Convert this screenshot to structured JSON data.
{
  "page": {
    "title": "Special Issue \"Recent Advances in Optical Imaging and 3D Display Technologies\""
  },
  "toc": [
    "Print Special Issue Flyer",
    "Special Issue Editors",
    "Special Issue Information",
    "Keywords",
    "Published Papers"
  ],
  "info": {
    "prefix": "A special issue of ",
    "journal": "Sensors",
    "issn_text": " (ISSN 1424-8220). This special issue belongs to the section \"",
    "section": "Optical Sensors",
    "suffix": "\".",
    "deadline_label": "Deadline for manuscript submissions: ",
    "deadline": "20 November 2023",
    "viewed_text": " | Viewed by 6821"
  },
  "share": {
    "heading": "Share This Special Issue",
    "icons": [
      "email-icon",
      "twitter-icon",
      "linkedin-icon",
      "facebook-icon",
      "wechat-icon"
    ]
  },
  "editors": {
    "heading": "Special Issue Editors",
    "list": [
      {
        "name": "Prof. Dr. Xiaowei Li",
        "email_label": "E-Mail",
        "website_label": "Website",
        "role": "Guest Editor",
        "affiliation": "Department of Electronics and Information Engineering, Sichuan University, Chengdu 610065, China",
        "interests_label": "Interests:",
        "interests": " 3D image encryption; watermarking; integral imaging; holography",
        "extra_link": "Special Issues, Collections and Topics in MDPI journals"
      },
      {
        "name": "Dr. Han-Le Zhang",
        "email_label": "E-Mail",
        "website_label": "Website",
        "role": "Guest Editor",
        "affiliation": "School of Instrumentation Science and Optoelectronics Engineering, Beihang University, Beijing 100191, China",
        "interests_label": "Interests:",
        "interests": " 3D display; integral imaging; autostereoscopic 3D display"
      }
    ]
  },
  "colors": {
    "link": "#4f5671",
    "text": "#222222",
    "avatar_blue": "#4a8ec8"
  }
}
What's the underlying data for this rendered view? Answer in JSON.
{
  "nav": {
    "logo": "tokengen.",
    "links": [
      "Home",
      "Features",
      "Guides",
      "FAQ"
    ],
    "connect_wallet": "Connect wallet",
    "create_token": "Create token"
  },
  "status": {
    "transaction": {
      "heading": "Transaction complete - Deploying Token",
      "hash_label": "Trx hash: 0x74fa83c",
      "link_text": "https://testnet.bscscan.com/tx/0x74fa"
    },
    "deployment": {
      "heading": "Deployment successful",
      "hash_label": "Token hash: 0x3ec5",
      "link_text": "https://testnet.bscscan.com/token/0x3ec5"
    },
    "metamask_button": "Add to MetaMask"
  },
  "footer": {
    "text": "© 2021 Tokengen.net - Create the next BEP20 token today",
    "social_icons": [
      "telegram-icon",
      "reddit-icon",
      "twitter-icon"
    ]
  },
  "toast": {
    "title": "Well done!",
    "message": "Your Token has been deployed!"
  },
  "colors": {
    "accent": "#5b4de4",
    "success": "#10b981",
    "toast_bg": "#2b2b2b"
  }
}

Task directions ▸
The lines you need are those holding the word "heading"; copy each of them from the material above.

Problem solution ▸
    "heading": "Share This Special Issue",
    "heading": "Special Issue Editors",
      "heading": "Transaction complete - Deploying Token",
      "heading": "Deployment successful",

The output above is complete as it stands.